Mr. Kahn graduated from Polytechnic Institute in 1935. As he explained in a 1984 interview with The Evening Sun, he abandoned his dream of becoming an architect to begin earning money. He joined Moses Kahn and Sons, a men's clothing manufacturing company owned by cousins.
In 1939, Mr. Kahn joined J. Schoeneman Co., one of the largest and most successful men's clothing manufacturers in Baltimore's old loft district. After four years in the Army during World War II, serving in Europe and attaining the rank of first lieutenant, he returned to Schoeneman.
He was vice president of the company when a heart attack and bypass surgery prompted him to retire in 1979.
He and his wife of 51 years, the former Elizabeth "Betsey" Rosenfeld, furnished their North Baltimore home with artifacts of their family histories -- portraits from members of her family, the Wiesenfelds, who also helped to build the Baltimore garment industry, needlepoints made by 19th century ancestors, photographs of their granddaughter, school medals, commercial mementos and the watercolors Mr. Kahn painted.
In retirement, Mr. Kahn pursued his interest in Baltimore history. He began conducting city tours in the early 1980s under the auspices of the Smithsonian Institution, the Society for Industrial Archaeology and the Johns Hopkins University, a practice he continued until about two years ago.
He served for nine years on the Baltimore Museum of Industry board of directors and was a director emeritus at his death.
In 1984, he began to research the old loft district.

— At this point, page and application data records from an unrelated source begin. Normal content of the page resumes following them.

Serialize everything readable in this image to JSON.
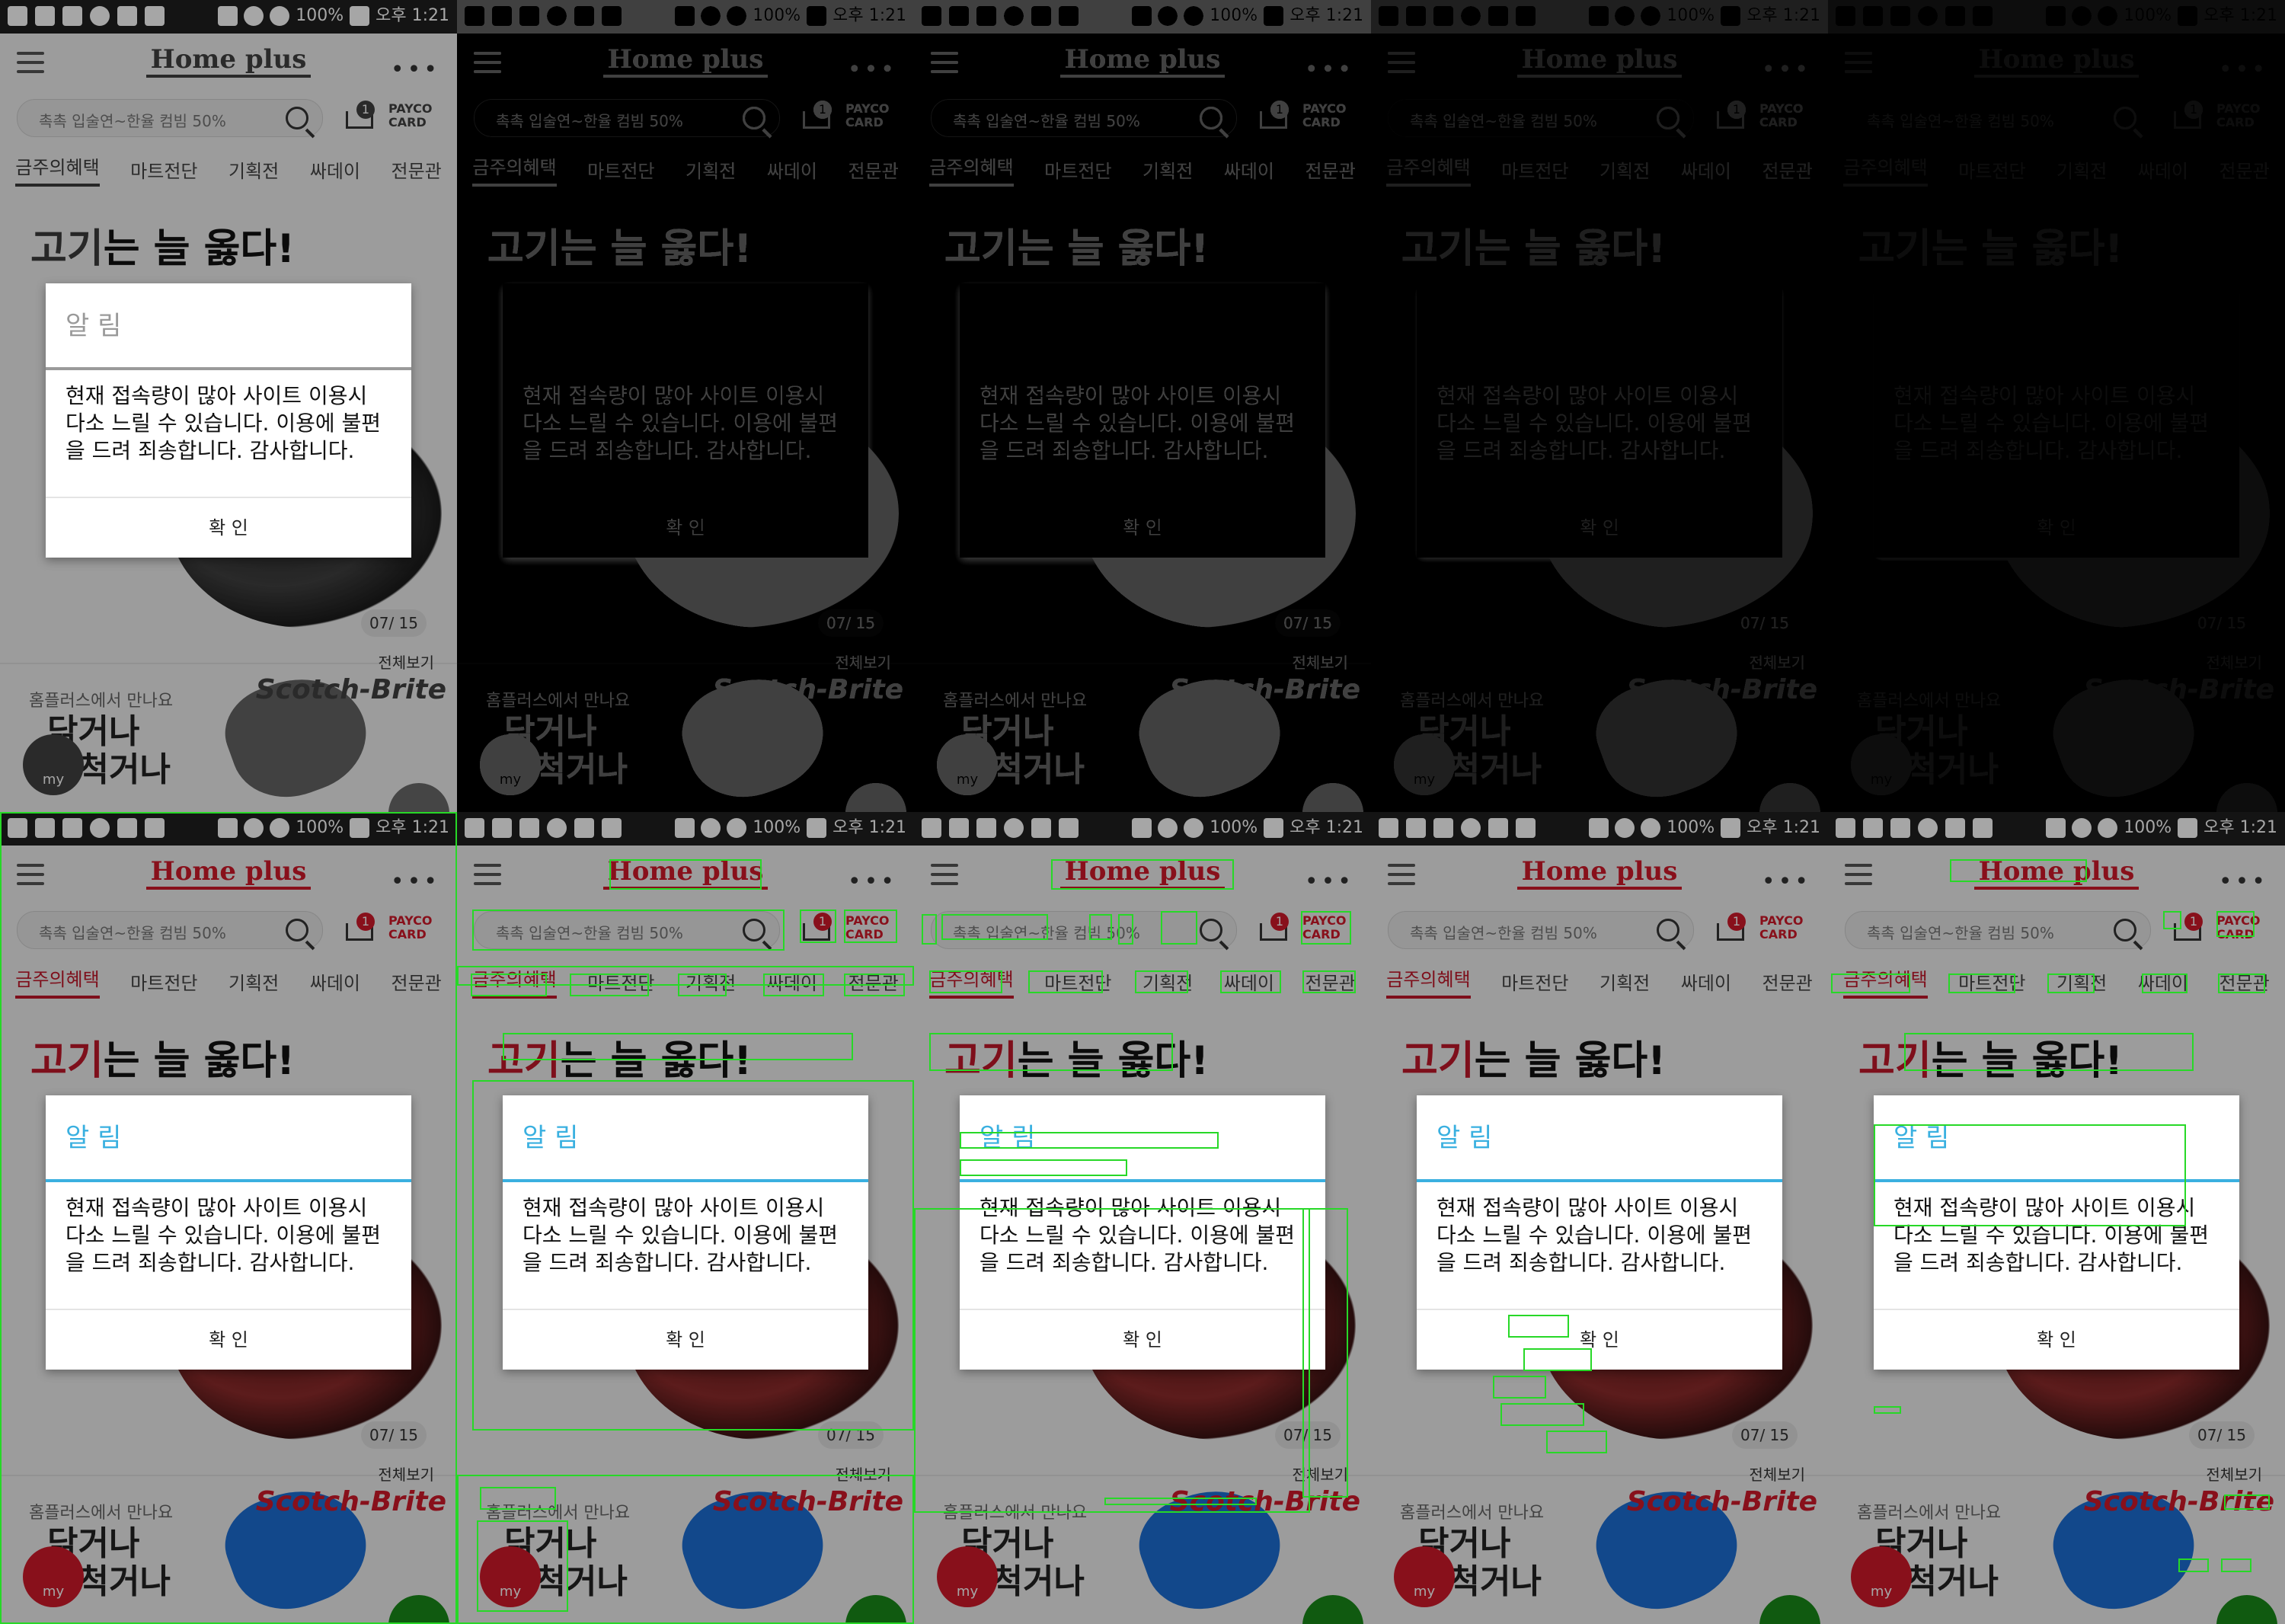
{
  "app": {
    "logo": "Home plus",
    "status_time": "오후 1:21",
    "status_battery": "100%",
    "search_placeholder": "촉촉 입술연~한율 컴빔 50%",
    "cart_badge": "1",
    "partner_card": "PAYCO CARD"
  },
  "tabs": [
    "금주의혜택",
    "마트전단",
    "기획전",
    "싸데이",
    "전문관"
  ],
  "hero": {
    "headline_part1": "고기",
    "headline_part2": "는 늘 옳다!",
    "pager": "07/ 15",
    "view_all": "전체보기"
  },
  "promo": {
    "small": "홈플러스에서 만나요",
    "big_line1": "닦거나",
    "big_line2": "세척거나",
    "brand": "Scotch-Brite",
    "my": "my"
  },
  "dialog": {
    "title": "알 림",
    "message": "현재 접속량이 많아 사이트 이용시 다소 느릴 수 있습니다. 이용에 불편을 드려 죄송합니다. 감사합니다.",
    "ok": "확 인"
  },
  "colors": {
    "brand_red": "#c2182a",
    "dialog_blue": "#3ab0e0",
    "overlay_green": "#27d827"
  }
}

Materials he collected are on loan to the University of Maryland, Baltimore County. He was also an adviser to the Threads of Life exhibit mounted by the Jewish Museum of Maryland in the early 1990s.
Mr. Kahn's collection of 18th and 19th century Chinese porcelains was featured in an exhibit at the Washington County Museum of Fine Arts in Hagerstown 12 years ago.
He was also an accomplished cook. A dinner invitation to the Kahn residence meant "gourmet food prepared by Phil and Betsey jointly," Mr. Conklin said. "His creativity extended to cooking."
In addition to his wife, survivors include two daughters, Beth Kahn Leaman of Northbrook, Ill., and Lina Lee Kahn Liebhold of Columbia; a sister, Leonore Newman of Paradise Valley, Ariz.; and a granddaughter.
Services were held yesterday. The family suggested donations to the Jewish Museum of Maryland, 15 Lloyd St., Baltimore 21202.
Pub Date: 5/04/98